“One concern we all had was that governments don’t take the money from the opioid settlement and use it for other projects,” Romano said. That's why the MOU also lays out how the money should be used, such as supporting treatment options, giving to community groups, education, and connecting people with resources.
Romano said the rough estimates for Fort Pierce are $16,000-$31,000 per year and $41,000-$76,000 per year for Port St. Lucie.
He also estimated between $369,000 and $685,000 for St. Lucie County. According to Romano, these funds are to be used throughout the county, so each city should benefit from them.
Romano added that these are only rough estimates and they are likely to fluctuate depending on many factors.
“Personally, I think it should go to victims, advocates, people who have survived overdose.
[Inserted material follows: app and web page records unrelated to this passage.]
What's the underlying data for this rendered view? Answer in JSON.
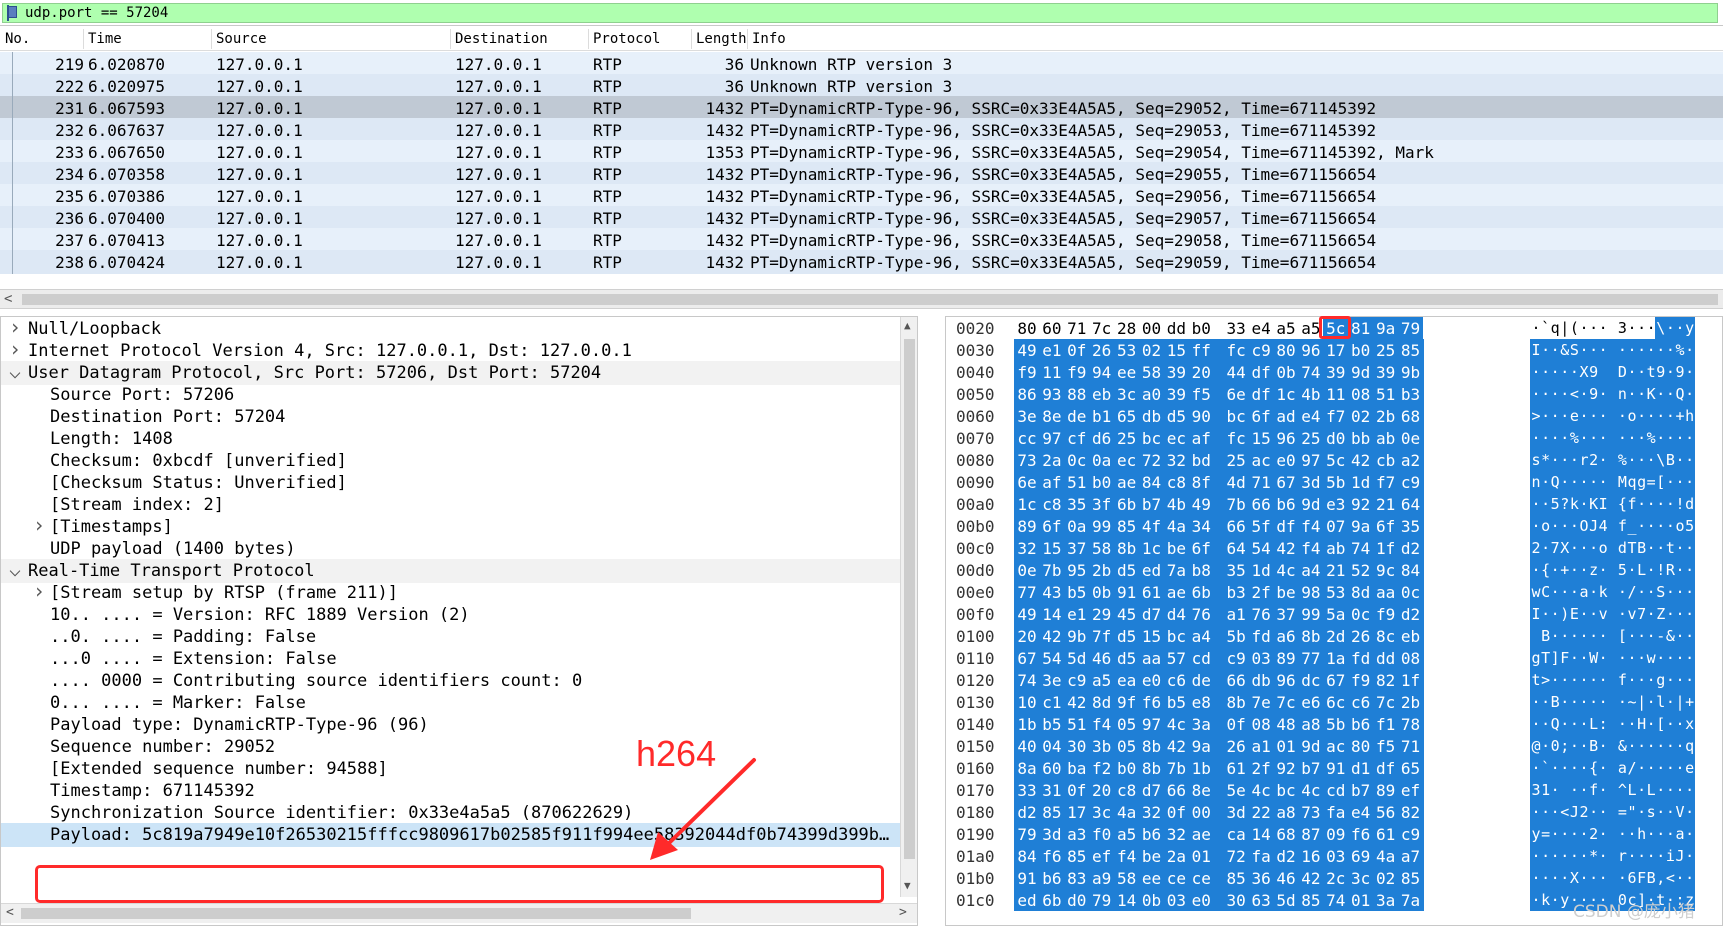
{
  "filter": {
    "text": "udp.port == 57204"
  },
  "packet_list": {
    "columns": [
      "No.",
      "Time",
      "Source",
      "Destination",
      "Protocol",
      "Length",
      "Info"
    ],
    "rows": [
      {
        "no": "219",
        "time": "6.020870",
        "src": "127.0.0.1",
        "dst": "127.0.0.1",
        "proto": "RTP",
        "len": "36",
        "info": "Unknown RTP version 3"
      },
      {
        "no": "222",
        "time": "6.020975",
        "src": "127.0.0.1",
        "dst": "127.0.0.1",
        "proto": "RTP",
        "len": "36",
        "info": "Unknown RTP version 3"
      },
      {
        "no": "231",
        "time": "6.067593",
        "src": "127.0.0.1",
        "dst": "127.0.0.1",
        "proto": "RTP",
        "len": "1432",
        "info": "PT=DynamicRTP-Type-96, SSRC=0x33E4A5A5, Seq=29052, Time=671145392"
      },
      {
        "no": "232",
        "time": "6.067637",
        "src": "127.0.0.1",
        "dst": "127.0.0.1",
        "proto": "RTP",
        "len": "1432",
        "info": "PT=DynamicRTP-Type-96, SSRC=0x33E4A5A5, Seq=29053, Time=671145392"
      },
      {
        "no": "233",
        "time": "6.067650",
        "src": "127.0.0.1",
        "dst": "127.0.0.1",
        "proto": "RTP",
        "len": "1353",
        "info": "PT=DynamicRTP-Type-96, SSRC=0x33E4A5A5, Seq=29054, Time=671145392, Mark"
      },
      {
        "no": "234",
        "time": "6.070358",
        "src": "127.0.0.1",
        "dst": "127.0.0.1",
        "proto": "RTP",
        "len": "1432",
        "info": "PT=DynamicRTP-Type-96, SSRC=0x33E4A5A5, Seq=29055, Time=671156654"
      },
      {
        "no": "235",
        "time": "6.070386",
        "src": "127.0.0.1",
        "dst": "127.0.0.1",
        "proto": "RTP",
        "len": "1432",
        "info": "PT=DynamicRTP-Type-96, SSRC=0x33E4A5A5, Seq=29056, Time=671156654"
      },
      {
        "no": "236",
        "time": "6.070400",
        "src": "127.0.0.1",
        "dst": "127.0.0.1",
        "proto": "RTP",
        "len": "1432",
        "info": "PT=DynamicRTP-Type-96, SSRC=0x33E4A5A5, Seq=29057, Time=671156654"
      },
      {
        "no": "237",
        "time": "6.070413",
        "src": "127.0.0.1",
        "dst": "127.0.0.1",
        "proto": "RTP",
        "len": "1432",
        "info": "PT=DynamicRTP-Type-96, SSRC=0x33E4A5A5, Seq=29058, Time=671156654"
      },
      {
        "no": "238",
        "time": "6.070424",
        "src": "127.0.0.1",
        "dst": "127.0.0.1",
        "proto": "RTP",
        "len": "1432",
        "info": "PT=DynamicRTP-Type-96, SSRC=0x33E4A5A5, Seq=29059, Time=671156654"
      }
    ],
    "selected_index": 2
  },
  "details": [
    {
      "indent": 0,
      "chev": ">",
      "text": "Null/Loopback",
      "section": false
    },
    {
      "indent": 0,
      "chev": ">",
      "text": "Internet Protocol Version 4, Src: 127.0.0.1, Dst: 127.0.0.1",
      "section": false
    },
    {
      "indent": 0,
      "chev": "v",
      "text": "User Datagram Protocol, Src Port: 57206, Dst Port: 57204",
      "section": true
    },
    {
      "indent": 1,
      "chev": "",
      "text": "Source Port: 57206",
      "section": false
    },
    {
      "indent": 1,
      "chev": "",
      "text": "Destination Port: 57204",
      "section": false
    },
    {
      "indent": 1,
      "chev": "",
      "text": "Length: 1408",
      "section": false
    },
    {
      "indent": 1,
      "chev": "",
      "text": "Checksum: 0xbcdf [unverified]",
      "section": false
    },
    {
      "indent": 1,
      "chev": "",
      "text": "[Checksum Status: Unverified]",
      "section": false
    },
    {
      "indent": 1,
      "chev": "",
      "text": "[Stream index: 2]",
      "section": false
    },
    {
      "indent": 1,
      "chev": ">",
      "text": "[Timestamps]",
      "section": false
    },
    {
      "indent": 1,
      "chev": "",
      "text": "UDP payload (1400 bytes)",
      "section": false
    },
    {
      "indent": 0,
      "chev": "v",
      "text": "Real-Time Transport Protocol",
      "section": true
    },
    {
      "indent": 1,
      "chev": ">",
      "text": "[Stream setup by RTSP (frame 211)]",
      "section": false
    },
    {
      "indent": 1,
      "chev": "",
      "text": "10.. .... = Version: RFC 1889 Version (2)",
      "section": false
    },
    {
      "indent": 1,
      "chev": "",
      "text": "..0. .... = Padding: False",
      "section": false
    },
    {
      "indent": 1,
      "chev": "",
      "text": "...0 .... = Extension: False",
      "section": false
    },
    {
      "indent": 1,
      "chev": "",
      "text": ".... 0000 = Contributing source identifiers count: 0",
      "section": false
    },
    {
      "indent": 1,
      "chev": "",
      "text": "0... .... = Marker: False",
      "section": false
    },
    {
      "indent": 1,
      "chev": "",
      "text": "Payload type: DynamicRTP-Type-96 (96)",
      "section": false
    },
    {
      "indent": 1,
      "chev": "",
      "text": "Sequence number: 29052",
      "section": false
    },
    {
      "indent": 1,
      "chev": "",
      "text": "[Extended sequence number: 94588]",
      "section": false
    },
    {
      "indent": 1,
      "chev": "",
      "text": "Timestamp: 671145392",
      "section": false
    },
    {
      "indent": 1,
      "chev": "",
      "text": "Synchronization Source identifier: 0x33e4a5a5 (870622629)",
      "section": false
    },
    {
      "indent": 1,
      "chev": "",
      "text": "Payload: 5c819a7949e10f26530215fffcc9809617b02585f911f994ee58392044df0b74399d399b…",
      "section": false,
      "selected": true
    }
  ],
  "hex": {
    "rows": [
      {
        "off": "0020",
        "bytes": [
          "80",
          "60",
          "71",
          "7c",
          "28",
          "00",
          "dd",
          "b0",
          "33",
          "e4",
          "a5",
          "a5",
          "5c",
          "81",
          "9a",
          "79"
        ],
        "ascii": "·`q|(··· 3···\\··y",
        "hl_start": 12
      },
      {
        "off": "0030",
        "bytes": [
          "49",
          "e1",
          "0f",
          "26",
          "53",
          "02",
          "15",
          "ff",
          "fc",
          "c9",
          "80",
          "96",
          "17",
          "b0",
          "25",
          "85"
        ],
        "ascii": "I··&S··· ······%·",
        "hl_start": 0
      },
      {
        "off": "0040",
        "bytes": [
          "f9",
          "11",
          "f9",
          "94",
          "ee",
          "58",
          "39",
          "20",
          "44",
          "df",
          "0b",
          "74",
          "39",
          "9d",
          "39",
          "9b"
        ],
        "ascii": "·····X9  D··t9·9·",
        "hl_start": 0
      },
      {
        "off": "0050",
        "bytes": [
          "86",
          "93",
          "88",
          "eb",
          "3c",
          "a0",
          "39",
          "f5",
          "6e",
          "df",
          "1c",
          "4b",
          "11",
          "08",
          "51",
          "b3"
        ],
        "ascii": "····<·9· n··K··Q·",
        "hl_start": 0
      },
      {
        "off": "0060",
        "bytes": [
          "3e",
          "8e",
          "de",
          "b1",
          "65",
          "db",
          "d5",
          "90",
          "bc",
          "6f",
          "ad",
          "e4",
          "f7",
          "02",
          "2b",
          "68"
        ],
        "ascii": ">···e··· ·o····+h",
        "hl_start": 0
      },
      {
        "off": "0070",
        "bytes": [
          "cc",
          "97",
          "cf",
          "d6",
          "25",
          "bc",
          "ec",
          "af",
          "fc",
          "15",
          "96",
          "25",
          "d0",
          "bb",
          "ab",
          "0e"
        ],
        "ascii": "····%··· ···%····",
        "hl_start": 0
      },
      {
        "off": "0080",
        "bytes": [
          "73",
          "2a",
          "0c",
          "0a",
          "ec",
          "72",
          "32",
          "bd",
          "25",
          "ac",
          "e0",
          "97",
          "5c",
          "42",
          "cb",
          "a2"
        ],
        "ascii": "s*···r2· %···\\B··",
        "hl_start": 0
      },
      {
        "off": "0090",
        "bytes": [
          "6e",
          "af",
          "51",
          "b0",
          "ae",
          "84",
          "c8",
          "8f",
          "4d",
          "71",
          "67",
          "3d",
          "5b",
          "1d",
          "f7",
          "c9"
        ],
        "ascii": "n·Q····· Mqg=[···",
        "hl_start": 0
      },
      {
        "off": "00a0",
        "bytes": [
          "1c",
          "c8",
          "35",
          "3f",
          "6b",
          "b7",
          "4b",
          "49",
          "7b",
          "66",
          "b6",
          "9d",
          "e3",
          "92",
          "21",
          "64"
        ],
        "ascii": "··5?k·KI {f····!d",
        "hl_start": 0
      },
      {
        "off": "00b0",
        "bytes": [
          "89",
          "6f",
          "0a",
          "99",
          "85",
          "4f",
          "4a",
          "34",
          "66",
          "5f",
          "df",
          "f4",
          "07",
          "9a",
          "6f",
          "35"
        ],
        "ascii": "·o···OJ4 f_····o5",
        "hl_start": 0
      },
      {
        "off": "00c0",
        "bytes": [
          "32",
          "15",
          "37",
          "58",
          "8b",
          "1c",
          "be",
          "6f",
          "64",
          "54",
          "42",
          "f4",
          "ab",
          "74",
          "1f",
          "d2"
        ],
        "ascii": "2·7X···o dTB··t··",
        "hl_start": 0
      },
      {
        "off": "00d0",
        "bytes": [
          "0e",
          "7b",
          "95",
          "2b",
          "d5",
          "ed",
          "7a",
          "b8",
          "35",
          "1d",
          "4c",
          "a4",
          "21",
          "52",
          "9c",
          "84"
        ],
        "ascii": "·{·+··z· 5·L·!R··",
        "hl_start": 0
      },
      {
        "off": "00e0",
        "bytes": [
          "77",
          "43",
          "b5",
          "0b",
          "91",
          "61",
          "ae",
          "6b",
          "b3",
          "2f",
          "be",
          "98",
          "53",
          "8d",
          "aa",
          "0c"
        ],
        "ascii": "wC···a·k ·/··S···",
        "hl_start": 0
      },
      {
        "off": "00f0",
        "bytes": [
          "49",
          "14",
          "e1",
          "29",
          "45",
          "d7",
          "d4",
          "76",
          "a1",
          "76",
          "37",
          "99",
          "5a",
          "0c",
          "f9",
          "d2"
        ],
        "ascii": "I··)E··v ·v7·Z···",
        "hl_start": 0
      },
      {
        "off": "0100",
        "bytes": [
          "20",
          "42",
          "9b",
          "7f",
          "d5",
          "15",
          "bc",
          "a4",
          "5b",
          "fd",
          "a6",
          "8b",
          "2d",
          "26",
          "8c",
          "eb"
        ],
        "ascii": " B······ [···-&··",
        "hl_start": 0
      },
      {
        "off": "0110",
        "bytes": [
          "67",
          "54",
          "5d",
          "46",
          "d5",
          "aa",
          "57",
          "cd",
          "c9",
          "03",
          "89",
          "77",
          "1a",
          "fd",
          "dd",
          "08"
        ],
        "ascii": "gT]F··W· ···w····",
        "hl_start": 0
      },
      {
        "off": "0120",
        "bytes": [
          "74",
          "3e",
          "c9",
          "a5",
          "ea",
          "e0",
          "c6",
          "de",
          "66",
          "db",
          "96",
          "dc",
          "67",
          "f9",
          "82",
          "1f"
        ],
        "ascii": "t>······ f···g···",
        "hl_start": 0
      },
      {
        "off": "0130",
        "bytes": [
          "10",
          "c1",
          "42",
          "8d",
          "9f",
          "f6",
          "b5",
          "e8",
          "8b",
          "7e",
          "7c",
          "e6",
          "6c",
          "c6",
          "7c",
          "2b"
        ],
        "ascii": "··B····· ·~|·l·|+",
        "hl_start": 0
      },
      {
        "off": "0140",
        "bytes": [
          "1b",
          "b5",
          "51",
          "f4",
          "05",
          "97",
          "4c",
          "3a",
          "0f",
          "08",
          "48",
          "a8",
          "5b",
          "b6",
          "f1",
          "78"
        ],
        "ascii": "··Q···L: ··H·[··x",
        "hl_start": 0
      },
      {
        "off": "0150",
        "bytes": [
          "40",
          "04",
          "30",
          "3b",
          "05",
          "8b",
          "42",
          "9a",
          "26",
          "a1",
          "01",
          "9d",
          "ac",
          "80",
          "f5",
          "71"
        ],
        "ascii": "@·0;··B· &······q",
        "hl_start": 0
      },
      {
        "off": "0160",
        "bytes": [
          "8a",
          "60",
          "ba",
          "f2",
          "b0",
          "8b",
          "7b",
          "1b",
          "61",
          "2f",
          "92",
          "b7",
          "91",
          "d1",
          "df",
          "65"
        ],
        "ascii": "·`····{· a/·····e",
        "hl_start": 0
      },
      {
        "off": "0170",
        "bytes": [
          "33",
          "31",
          "0f",
          "20",
          "c8",
          "d7",
          "66",
          "8e",
          "5e",
          "4c",
          "bc",
          "4c",
          "cd",
          "b7",
          "89",
          "ef"
        ],
        "ascii": "31· ··f· ^L·L····",
        "hl_start": 0
      },
      {
        "off": "0180",
        "bytes": [
          "d2",
          "85",
          "17",
          "3c",
          "4a",
          "32",
          "0f",
          "00",
          "3d",
          "22",
          "a8",
          "73",
          "fa",
          "e4",
          "56",
          "82"
        ],
        "ascii": "···<J2·· =\"·s··V·",
        "hl_start": 0
      },
      {
        "off": "0190",
        "bytes": [
          "79",
          "3d",
          "a3",
          "f0",
          "a5",
          "b6",
          "32",
          "ae",
          "ca",
          "14",
          "68",
          "87",
          "09",
          "f6",
          "61",
          "c9"
        ],
        "ascii": "y=····2· ··h···a·",
        "hl_start": 0
      },
      {
        "off": "01a0",
        "bytes": [
          "84",
          "f6",
          "85",
          "ef",
          "f4",
          "be",
          "2a",
          "01",
          "72",
          "fa",
          "d2",
          "16",
          "03",
          "69",
          "4a",
          "a7"
        ],
        "ascii": "······*· r····iJ·",
        "hl_start": 0
      },
      {
        "off": "01b0",
        "bytes": [
          "91",
          "b6",
          "83",
          "a9",
          "58",
          "ee",
          "ce",
          "ce",
          "85",
          "36",
          "46",
          "42",
          "2c",
          "3c",
          "02",
          "85"
        ],
        "ascii": "····X··· ·6FB,<··",
        "hl_start": 0
      },
      {
        "off": "01c0",
        "bytes": [
          "ed",
          "6b",
          "d0",
          "79",
          "14",
          "0b",
          "03",
          "e0",
          "30",
          "63",
          "5d",
          "85",
          "74",
          "01",
          "3a",
          "7a"
        ],
        "ascii": "·k·y···· 0c]·t·:z",
        "hl_start": 0
      }
    ]
  },
  "annotation": {
    "label": "h264"
  },
  "watermark": "CSDN @庞小猪",
  "colors": {
    "filter_bg": "#afffaf",
    "row_bg": "#e7f0fa",
    "row_selected": "#c0c9d4",
    "hex_highlight": "#1f7fd6",
    "annotation": "#ff2a2a"
  }
}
People who have survived treatment center abuse,” said John Nelson, Founder of Familiesrecover.org.
He hopes some of the money given to local governments could benefit his nonprofit.
“We’re going to look into it,” Nelson said.
The money will start being paid out, according to Romano, by late 2022.
While Nelson feels the settlement is only a drop in the bucket for the large companies, he’s hopeful it helps curb the opioid epidemic.
“It's still rampant. It's full-blown,” Nelson said.
The settlement also calls for businesses to change their business practices, restrict sales and marketing of opioids, limit lobbying, and make sure procedures are in place to make sure they don't fall back into the same patterns of conduct.